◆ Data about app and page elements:

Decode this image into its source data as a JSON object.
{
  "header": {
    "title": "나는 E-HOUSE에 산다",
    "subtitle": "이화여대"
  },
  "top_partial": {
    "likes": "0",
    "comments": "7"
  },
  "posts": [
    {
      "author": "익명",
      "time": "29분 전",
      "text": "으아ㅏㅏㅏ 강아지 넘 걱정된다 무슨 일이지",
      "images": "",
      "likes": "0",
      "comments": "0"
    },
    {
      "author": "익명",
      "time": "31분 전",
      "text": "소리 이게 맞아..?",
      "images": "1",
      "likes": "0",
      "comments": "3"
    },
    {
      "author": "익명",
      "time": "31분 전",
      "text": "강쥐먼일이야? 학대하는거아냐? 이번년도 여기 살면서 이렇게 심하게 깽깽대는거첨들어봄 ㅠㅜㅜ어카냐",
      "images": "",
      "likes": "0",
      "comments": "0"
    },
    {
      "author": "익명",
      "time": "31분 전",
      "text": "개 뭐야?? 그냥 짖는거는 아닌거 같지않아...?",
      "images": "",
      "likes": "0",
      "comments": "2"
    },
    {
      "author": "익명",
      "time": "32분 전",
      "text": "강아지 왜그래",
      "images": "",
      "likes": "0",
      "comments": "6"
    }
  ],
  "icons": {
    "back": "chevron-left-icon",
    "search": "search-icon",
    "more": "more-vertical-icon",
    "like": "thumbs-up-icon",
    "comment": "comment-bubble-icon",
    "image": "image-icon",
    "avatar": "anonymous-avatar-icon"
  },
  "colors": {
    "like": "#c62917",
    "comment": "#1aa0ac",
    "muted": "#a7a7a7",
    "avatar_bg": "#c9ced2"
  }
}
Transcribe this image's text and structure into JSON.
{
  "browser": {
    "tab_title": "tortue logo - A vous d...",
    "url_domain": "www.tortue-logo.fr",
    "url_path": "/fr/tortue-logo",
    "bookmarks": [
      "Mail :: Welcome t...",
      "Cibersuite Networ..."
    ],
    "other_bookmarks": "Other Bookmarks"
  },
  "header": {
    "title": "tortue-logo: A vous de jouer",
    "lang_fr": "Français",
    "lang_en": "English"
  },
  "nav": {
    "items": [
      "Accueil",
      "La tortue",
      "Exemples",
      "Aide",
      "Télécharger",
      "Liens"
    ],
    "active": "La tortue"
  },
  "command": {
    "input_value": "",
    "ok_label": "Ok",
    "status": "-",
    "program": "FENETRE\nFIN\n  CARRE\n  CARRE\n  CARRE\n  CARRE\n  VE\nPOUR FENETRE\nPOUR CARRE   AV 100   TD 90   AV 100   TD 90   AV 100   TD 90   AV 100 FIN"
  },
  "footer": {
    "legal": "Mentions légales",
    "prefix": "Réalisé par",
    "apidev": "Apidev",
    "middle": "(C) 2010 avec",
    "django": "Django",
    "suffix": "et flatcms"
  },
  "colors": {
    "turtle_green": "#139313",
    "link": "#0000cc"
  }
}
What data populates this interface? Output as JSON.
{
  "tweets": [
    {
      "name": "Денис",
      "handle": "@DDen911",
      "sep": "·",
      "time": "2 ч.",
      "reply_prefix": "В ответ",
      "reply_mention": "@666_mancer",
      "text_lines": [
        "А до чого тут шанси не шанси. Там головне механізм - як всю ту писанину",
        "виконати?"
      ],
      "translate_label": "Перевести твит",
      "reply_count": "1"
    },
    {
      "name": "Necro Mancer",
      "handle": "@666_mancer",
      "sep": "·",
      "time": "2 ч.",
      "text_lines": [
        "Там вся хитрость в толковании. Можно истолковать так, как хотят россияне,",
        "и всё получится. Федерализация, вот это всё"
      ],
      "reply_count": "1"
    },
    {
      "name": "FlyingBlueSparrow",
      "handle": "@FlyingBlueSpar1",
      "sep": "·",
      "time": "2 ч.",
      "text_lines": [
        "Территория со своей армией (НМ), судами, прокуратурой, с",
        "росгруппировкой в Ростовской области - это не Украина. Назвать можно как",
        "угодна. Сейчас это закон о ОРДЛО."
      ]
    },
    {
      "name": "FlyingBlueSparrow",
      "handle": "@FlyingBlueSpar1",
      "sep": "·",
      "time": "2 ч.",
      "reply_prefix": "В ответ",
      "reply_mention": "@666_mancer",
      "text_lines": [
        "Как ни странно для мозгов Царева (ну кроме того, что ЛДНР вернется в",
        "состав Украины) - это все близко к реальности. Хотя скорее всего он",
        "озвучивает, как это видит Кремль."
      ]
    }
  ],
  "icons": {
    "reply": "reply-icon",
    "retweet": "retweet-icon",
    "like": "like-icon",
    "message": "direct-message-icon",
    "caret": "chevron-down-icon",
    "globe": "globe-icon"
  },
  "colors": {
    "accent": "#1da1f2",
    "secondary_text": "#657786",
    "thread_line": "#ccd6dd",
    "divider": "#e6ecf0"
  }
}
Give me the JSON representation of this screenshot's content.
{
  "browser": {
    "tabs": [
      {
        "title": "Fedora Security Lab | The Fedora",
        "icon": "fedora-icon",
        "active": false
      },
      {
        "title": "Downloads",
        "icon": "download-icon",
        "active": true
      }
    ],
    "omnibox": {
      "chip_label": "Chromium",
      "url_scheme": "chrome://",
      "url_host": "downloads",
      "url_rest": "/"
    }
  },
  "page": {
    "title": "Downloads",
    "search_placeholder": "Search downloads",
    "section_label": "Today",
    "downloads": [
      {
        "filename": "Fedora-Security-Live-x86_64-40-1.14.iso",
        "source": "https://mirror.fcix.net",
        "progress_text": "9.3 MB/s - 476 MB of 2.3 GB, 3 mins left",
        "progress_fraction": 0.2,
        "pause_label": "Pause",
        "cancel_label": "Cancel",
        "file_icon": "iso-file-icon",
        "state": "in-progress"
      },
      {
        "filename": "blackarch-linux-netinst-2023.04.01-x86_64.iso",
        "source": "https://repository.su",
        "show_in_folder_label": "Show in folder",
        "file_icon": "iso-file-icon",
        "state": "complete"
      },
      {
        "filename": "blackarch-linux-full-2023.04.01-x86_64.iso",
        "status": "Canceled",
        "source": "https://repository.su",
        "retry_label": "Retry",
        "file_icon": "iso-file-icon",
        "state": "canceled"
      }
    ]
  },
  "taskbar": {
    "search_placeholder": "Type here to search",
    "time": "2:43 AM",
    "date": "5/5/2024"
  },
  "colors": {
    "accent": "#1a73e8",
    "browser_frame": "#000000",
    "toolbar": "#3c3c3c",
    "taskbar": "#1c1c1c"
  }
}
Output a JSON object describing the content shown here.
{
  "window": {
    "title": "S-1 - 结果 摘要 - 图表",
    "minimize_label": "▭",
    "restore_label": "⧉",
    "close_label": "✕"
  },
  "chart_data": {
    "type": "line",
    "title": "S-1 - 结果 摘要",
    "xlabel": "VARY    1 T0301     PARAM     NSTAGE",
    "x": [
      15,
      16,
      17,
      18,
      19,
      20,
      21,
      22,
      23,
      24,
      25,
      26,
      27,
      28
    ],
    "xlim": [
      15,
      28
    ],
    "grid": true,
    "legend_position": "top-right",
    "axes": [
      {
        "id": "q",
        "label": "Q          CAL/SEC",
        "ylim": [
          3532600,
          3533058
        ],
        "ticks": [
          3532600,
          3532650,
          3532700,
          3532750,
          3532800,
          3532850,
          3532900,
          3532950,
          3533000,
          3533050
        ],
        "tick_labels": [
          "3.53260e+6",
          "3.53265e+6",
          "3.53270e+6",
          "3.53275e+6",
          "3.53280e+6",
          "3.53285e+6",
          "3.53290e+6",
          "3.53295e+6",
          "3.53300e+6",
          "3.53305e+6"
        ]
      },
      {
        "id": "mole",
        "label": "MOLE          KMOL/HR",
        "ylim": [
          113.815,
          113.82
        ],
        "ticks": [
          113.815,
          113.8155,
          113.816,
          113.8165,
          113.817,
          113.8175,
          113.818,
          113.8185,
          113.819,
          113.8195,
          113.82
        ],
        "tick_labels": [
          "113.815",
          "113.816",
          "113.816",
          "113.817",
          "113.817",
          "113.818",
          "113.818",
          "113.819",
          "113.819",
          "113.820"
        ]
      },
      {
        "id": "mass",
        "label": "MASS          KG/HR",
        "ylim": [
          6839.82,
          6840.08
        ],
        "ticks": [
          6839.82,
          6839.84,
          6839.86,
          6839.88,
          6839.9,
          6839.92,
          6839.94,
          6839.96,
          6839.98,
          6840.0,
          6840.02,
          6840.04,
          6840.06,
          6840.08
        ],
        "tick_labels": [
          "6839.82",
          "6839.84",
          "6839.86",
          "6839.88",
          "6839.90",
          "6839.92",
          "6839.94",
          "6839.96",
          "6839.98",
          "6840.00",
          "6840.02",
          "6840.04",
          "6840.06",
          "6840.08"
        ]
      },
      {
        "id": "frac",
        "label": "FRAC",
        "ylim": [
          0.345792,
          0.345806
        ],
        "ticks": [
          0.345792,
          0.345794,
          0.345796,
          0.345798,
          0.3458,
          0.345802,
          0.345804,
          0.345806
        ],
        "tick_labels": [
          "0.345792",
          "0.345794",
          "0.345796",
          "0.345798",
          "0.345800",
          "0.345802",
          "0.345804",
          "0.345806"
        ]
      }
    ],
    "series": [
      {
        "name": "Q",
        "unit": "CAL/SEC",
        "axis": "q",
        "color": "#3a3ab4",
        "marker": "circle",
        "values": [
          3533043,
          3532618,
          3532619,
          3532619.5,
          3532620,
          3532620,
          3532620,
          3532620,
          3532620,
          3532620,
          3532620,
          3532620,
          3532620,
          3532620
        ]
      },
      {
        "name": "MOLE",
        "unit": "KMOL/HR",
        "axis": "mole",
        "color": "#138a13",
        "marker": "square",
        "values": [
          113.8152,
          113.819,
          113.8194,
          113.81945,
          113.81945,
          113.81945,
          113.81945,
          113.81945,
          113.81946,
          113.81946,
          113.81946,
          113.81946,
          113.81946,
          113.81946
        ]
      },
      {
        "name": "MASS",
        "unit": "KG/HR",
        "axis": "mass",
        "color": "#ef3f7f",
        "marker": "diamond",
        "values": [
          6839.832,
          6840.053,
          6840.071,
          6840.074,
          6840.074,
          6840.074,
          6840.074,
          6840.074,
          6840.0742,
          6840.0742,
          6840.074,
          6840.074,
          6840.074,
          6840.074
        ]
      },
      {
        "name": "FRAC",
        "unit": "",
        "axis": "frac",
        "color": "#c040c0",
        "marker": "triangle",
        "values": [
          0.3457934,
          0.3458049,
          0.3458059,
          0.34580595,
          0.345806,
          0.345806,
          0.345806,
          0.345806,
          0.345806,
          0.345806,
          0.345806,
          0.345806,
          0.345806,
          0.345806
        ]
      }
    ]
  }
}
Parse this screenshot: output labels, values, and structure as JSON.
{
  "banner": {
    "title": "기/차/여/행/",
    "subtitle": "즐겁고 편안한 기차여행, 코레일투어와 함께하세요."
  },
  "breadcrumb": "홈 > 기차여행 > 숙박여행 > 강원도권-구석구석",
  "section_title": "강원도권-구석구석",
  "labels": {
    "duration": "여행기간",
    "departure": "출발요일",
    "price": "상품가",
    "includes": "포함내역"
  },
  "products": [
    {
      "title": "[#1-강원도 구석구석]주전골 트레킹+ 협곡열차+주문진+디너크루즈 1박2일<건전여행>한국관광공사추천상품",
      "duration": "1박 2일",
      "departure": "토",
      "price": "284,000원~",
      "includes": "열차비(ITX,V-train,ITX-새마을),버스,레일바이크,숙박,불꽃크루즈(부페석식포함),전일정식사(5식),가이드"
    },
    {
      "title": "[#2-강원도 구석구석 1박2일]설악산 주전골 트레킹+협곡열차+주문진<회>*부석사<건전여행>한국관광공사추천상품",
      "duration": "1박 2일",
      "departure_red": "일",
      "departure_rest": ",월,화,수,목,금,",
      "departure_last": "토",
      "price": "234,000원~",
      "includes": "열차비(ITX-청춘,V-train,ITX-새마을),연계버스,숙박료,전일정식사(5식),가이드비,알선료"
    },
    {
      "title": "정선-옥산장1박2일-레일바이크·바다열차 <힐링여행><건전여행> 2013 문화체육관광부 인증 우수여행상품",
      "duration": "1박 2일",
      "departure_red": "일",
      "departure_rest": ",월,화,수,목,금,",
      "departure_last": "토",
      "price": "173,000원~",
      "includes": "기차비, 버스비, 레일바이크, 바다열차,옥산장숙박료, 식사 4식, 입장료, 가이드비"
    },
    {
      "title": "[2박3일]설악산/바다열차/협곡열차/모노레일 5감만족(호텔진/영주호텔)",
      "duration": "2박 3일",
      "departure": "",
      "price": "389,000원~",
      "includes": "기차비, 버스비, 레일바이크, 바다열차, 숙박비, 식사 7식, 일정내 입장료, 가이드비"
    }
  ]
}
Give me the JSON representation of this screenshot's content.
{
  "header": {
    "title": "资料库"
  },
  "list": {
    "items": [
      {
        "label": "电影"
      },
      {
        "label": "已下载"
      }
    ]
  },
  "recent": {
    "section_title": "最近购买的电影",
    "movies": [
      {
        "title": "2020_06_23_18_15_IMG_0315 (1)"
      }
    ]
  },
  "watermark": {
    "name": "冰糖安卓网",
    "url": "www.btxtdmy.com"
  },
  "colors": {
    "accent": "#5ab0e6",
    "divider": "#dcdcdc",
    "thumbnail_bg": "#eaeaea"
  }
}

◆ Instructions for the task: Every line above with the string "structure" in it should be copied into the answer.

◆ Task response:
Transcribe this image's text and structure into JSON.
Parse this screenshot: output labels, values, and structure as JSON.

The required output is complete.